**What you are asked to do**
The entries should be given again in full. Alter nothing.

**Material shown**
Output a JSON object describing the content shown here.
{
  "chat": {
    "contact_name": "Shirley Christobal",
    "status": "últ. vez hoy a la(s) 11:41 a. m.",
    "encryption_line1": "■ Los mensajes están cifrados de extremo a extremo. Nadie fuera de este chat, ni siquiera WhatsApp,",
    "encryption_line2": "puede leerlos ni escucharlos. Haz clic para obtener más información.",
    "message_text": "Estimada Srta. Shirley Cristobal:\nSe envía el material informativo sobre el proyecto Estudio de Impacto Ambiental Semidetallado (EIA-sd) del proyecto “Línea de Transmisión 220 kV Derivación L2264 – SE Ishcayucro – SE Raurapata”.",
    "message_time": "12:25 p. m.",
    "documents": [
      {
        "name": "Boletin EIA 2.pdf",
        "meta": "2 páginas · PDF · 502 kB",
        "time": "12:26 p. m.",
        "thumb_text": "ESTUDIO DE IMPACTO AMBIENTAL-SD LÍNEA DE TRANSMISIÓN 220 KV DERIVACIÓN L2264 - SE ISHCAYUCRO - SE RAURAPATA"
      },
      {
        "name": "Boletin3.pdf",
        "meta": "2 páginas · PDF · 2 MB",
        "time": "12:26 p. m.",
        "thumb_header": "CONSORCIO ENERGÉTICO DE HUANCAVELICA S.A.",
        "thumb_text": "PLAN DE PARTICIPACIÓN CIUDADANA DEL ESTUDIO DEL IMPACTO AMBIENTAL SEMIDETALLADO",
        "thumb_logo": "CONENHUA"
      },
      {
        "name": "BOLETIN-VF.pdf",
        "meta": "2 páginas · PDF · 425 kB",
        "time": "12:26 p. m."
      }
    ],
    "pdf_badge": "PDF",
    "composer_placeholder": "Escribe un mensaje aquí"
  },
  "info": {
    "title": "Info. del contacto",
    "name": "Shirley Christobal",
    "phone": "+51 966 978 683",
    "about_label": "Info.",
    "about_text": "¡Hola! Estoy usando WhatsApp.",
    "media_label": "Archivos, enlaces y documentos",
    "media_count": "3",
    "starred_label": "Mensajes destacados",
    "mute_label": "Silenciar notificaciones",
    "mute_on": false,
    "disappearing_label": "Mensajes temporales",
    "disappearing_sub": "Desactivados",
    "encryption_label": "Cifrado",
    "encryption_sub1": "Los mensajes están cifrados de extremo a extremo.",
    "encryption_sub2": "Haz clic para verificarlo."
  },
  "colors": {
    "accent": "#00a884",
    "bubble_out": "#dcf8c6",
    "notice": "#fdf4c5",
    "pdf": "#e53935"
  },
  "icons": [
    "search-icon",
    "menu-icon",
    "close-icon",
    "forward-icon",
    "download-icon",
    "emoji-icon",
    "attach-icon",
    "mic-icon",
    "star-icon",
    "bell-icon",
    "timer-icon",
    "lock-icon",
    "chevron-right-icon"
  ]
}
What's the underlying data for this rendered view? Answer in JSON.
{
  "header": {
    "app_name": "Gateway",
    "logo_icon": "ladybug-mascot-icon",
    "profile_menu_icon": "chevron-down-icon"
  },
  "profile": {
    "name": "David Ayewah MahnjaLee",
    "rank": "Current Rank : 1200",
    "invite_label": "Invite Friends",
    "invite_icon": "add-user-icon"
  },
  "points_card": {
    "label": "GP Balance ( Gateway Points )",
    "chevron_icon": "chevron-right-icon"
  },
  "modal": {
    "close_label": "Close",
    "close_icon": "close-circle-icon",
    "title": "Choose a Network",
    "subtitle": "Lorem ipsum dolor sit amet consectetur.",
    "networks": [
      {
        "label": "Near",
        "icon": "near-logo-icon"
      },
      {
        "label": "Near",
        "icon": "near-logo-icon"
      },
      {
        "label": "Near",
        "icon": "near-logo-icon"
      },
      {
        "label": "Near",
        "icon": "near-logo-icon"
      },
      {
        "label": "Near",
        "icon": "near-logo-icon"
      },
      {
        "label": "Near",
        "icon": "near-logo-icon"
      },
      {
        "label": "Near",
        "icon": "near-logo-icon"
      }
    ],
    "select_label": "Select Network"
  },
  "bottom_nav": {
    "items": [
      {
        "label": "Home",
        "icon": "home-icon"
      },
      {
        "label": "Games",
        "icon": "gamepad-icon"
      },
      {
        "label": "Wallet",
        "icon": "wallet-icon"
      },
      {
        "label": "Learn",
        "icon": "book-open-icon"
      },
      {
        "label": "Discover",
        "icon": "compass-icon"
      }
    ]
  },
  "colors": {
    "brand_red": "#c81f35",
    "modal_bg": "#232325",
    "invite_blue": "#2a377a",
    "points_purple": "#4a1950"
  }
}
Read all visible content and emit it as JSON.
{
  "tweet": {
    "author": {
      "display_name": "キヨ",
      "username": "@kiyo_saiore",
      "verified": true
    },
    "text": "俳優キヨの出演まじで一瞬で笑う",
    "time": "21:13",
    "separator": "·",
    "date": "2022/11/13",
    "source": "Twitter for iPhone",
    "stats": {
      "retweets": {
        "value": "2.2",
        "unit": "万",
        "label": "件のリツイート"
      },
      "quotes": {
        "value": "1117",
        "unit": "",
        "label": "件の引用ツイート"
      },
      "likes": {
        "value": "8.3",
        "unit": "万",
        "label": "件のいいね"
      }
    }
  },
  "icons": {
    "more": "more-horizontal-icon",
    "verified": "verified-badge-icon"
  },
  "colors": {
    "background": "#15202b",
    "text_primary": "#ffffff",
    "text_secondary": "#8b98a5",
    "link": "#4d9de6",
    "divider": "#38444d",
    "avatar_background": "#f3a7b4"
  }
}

**Exercise response**
Output a JSON object describing the content shown here.
{
  "chat": {
    "contact_name": "Shirley Christobal",
    "status": "últ. vez hoy a la(s) 11:41 a. m.",
    "encryption_line1": "■ Los mensajes están cifrados de extremo a extremo. Nadie fuera de este chat, ni siquiera WhatsApp,",
    "encryption_line2": "puede leerlos ni escucharlos. Haz clic para obtener más información.",
    "message_text": "Estimada Srta. Shirley Cristobal:\nSe envía el material informativo sobre el proyecto Estudio de Impacto Ambiental Semidetallado (EIA-sd) del proyecto “Línea de Transmisión 220 kV Derivación L2264 – SE Ishcayucro – SE Raurapata”.",
    "message_time": "12:25 p. m.",
    "documents": [
      {
        "name": "Boletin EIA 2.pdf",
        "meta": "2 páginas · PDF · 502 kB",
        "time": "12:26 p. m.",
        "thumb_text": "ESTUDIO DE IMPACTO AMBIENTAL-SD LÍNEA DE TRANSMISIÓN 220 KV DERIVACIÓN L2264 - SE ISHCAYUCRO - SE RAURAPATA"
      },
      {
        "name": "Boletin3.pdf",
        "meta": "2 páginas · PDF · 2 MB",
        "time": "12:26 p. m.",
        "thumb_header": "CONSORCIO ENERGÉTICO DE HUANCAVELICA S.A.",
        "thumb_text": "PLAN DE PARTICIPACIÓN CIUDADANA DEL ESTUDIO DEL IMPACTO AMBIENTAL SEMIDETALLADO",
        "thumb_logo": "CONENHUA"
      },
      {
        "name": "BOLETIN-VF.pdf",
        "meta": "2 páginas · PDF · 425 kB",
        "time": "12:26 p. m."
      }
    ],
    "pdf_badge": "PDF",
    "composer_placeholder": "Escribe un mensaje aquí"
  },
  "info": {
    "title": "Info. del contacto",
    "name": "Shirley Christobal",
    "phone": "+51 966 978 683",
    "about_label": "Info.",
    "about_text": "¡Hola! Estoy usando WhatsApp.",
    "media_label": "Archivos, enlaces y documentos",
    "media_count": "3",
    "starred_label": "Mensajes destacados",
    "mute_label": "Silenciar notificaciones",
    "mute_on": false,
    "disappearing_label": "Mensajes temporales",
    "disappearing_sub": "Desactivados",
    "encryption_label": "Cifrado",
    "encryption_sub1": "Los mensajes están cifrados de extremo a extremo.",
    "encryption_sub2": "Haz clic para verificarlo."
  },
  "colors": {
    "accent": "#00a884",
    "bubble_out": "#dcf8c6",
    "notice": "#fdf4c5",
    "pdf": "#e53935"
  },
  "icons": [
    "search-icon",
    "menu-icon",
    "close-icon",
    "forward-icon",
    "download-icon",
    "emoji-icon",
    "attach-icon",
    "mic-icon",
    "star-icon",
    "bell-icon",
    "timer-icon",
    "lock-icon",
    "chevron-right-icon"
  ]
}
What's the underlying data for this rendered view? Answer in JSON.
{
  "header": {
    "app_name": "Gateway",
    "logo_icon": "ladybug-mascot-icon",
    "profile_menu_icon": "chevron-down-icon"
  },
  "profile": {
    "name": "David Ayewah MahnjaLee",
    "rank": "Current Rank : 1200",
    "invite_label": "Invite Friends",
    "invite_icon": "add-user-icon"
  },
  "points_card": {
    "label": "GP Balance ( Gateway Points )",
    "chevron_icon": "chevron-right-icon"
  },
  "modal": {
    "close_label": "Close",
    "close_icon": "close-circle-icon",
    "title": "Choose a Network",
    "subtitle": "Lorem ipsum dolor sit amet consectetur.",
    "networks": [
      {
        "label": "Near",
        "icon": "near-logo-icon"
      },
      {
        "label": "Near",
        "icon": "near-logo-icon"
      },
      {
        "label": "Near",
        "icon": "near-logo-icon"
      },
      {
        "label": "Near",
        "icon": "near-logo-icon"
      },
      {
        "label": "Near",
        "icon": "near-logo-icon"
      },
      {
        "label": "Near",
        "icon": "near-logo-icon"
      },
      {
        "label": "Near",
        "icon": "near-logo-icon"
      }
    ],
    "select_label": "Select Network"
  },
  "bottom_nav": {
    "items": [
      {
        "label": "Home",
        "icon": "home-icon"
      },
      {
        "label": "Games",
        "icon": "gamepad-icon"
      },
      {
        "label": "Wallet",
        "icon": "wallet-icon"
      },
      {
        "label": "Learn",
        "icon": "book-open-icon"
      },
      {
        "label": "Discover",
        "icon": "compass-icon"
      }
    ]
  },
  "colors": {
    "brand_red": "#c81f35",
    "modal_bg": "#232325",
    "invite_blue": "#2a377a",
    "points_purple": "#4a1950"
  }
}
Read all visible content and emit it as JSON.
{
  "tweet": {
    "author": {
      "display_name": "キヨ",
      "username": "@kiyo_saiore",
      "verified": true
    },
    "text": "俳優キヨの出演まじで一瞬で笑う",
    "time": "21:13",
    "separator": "·",
    "date": "2022/11/13",
    "source": "Twitter for iPhone",
    "stats": {
      "retweets": {
        "value": "2.2",
        "unit": "万",
        "label": "件のリツイート"
      },
      "quotes": {
        "value": "1117",
        "unit": "",
        "label": "件の引用ツイート"
      },
      "likes": {
        "value": "8.3",
        "unit": "万",
        "label": "件のいいね"
      }
    }
  },
  "icons": {
    "more": "more-horizontal-icon",
    "verified": "verified-badge-icon"
  },
  "colors": {
    "background": "#15202b",
    "text_primary": "#ffffff",
    "text_secondary": "#8b98a5",
    "link": "#4d9de6",
    "divider": "#38444d",
    "avatar_background": "#f3a7b4"
  }
}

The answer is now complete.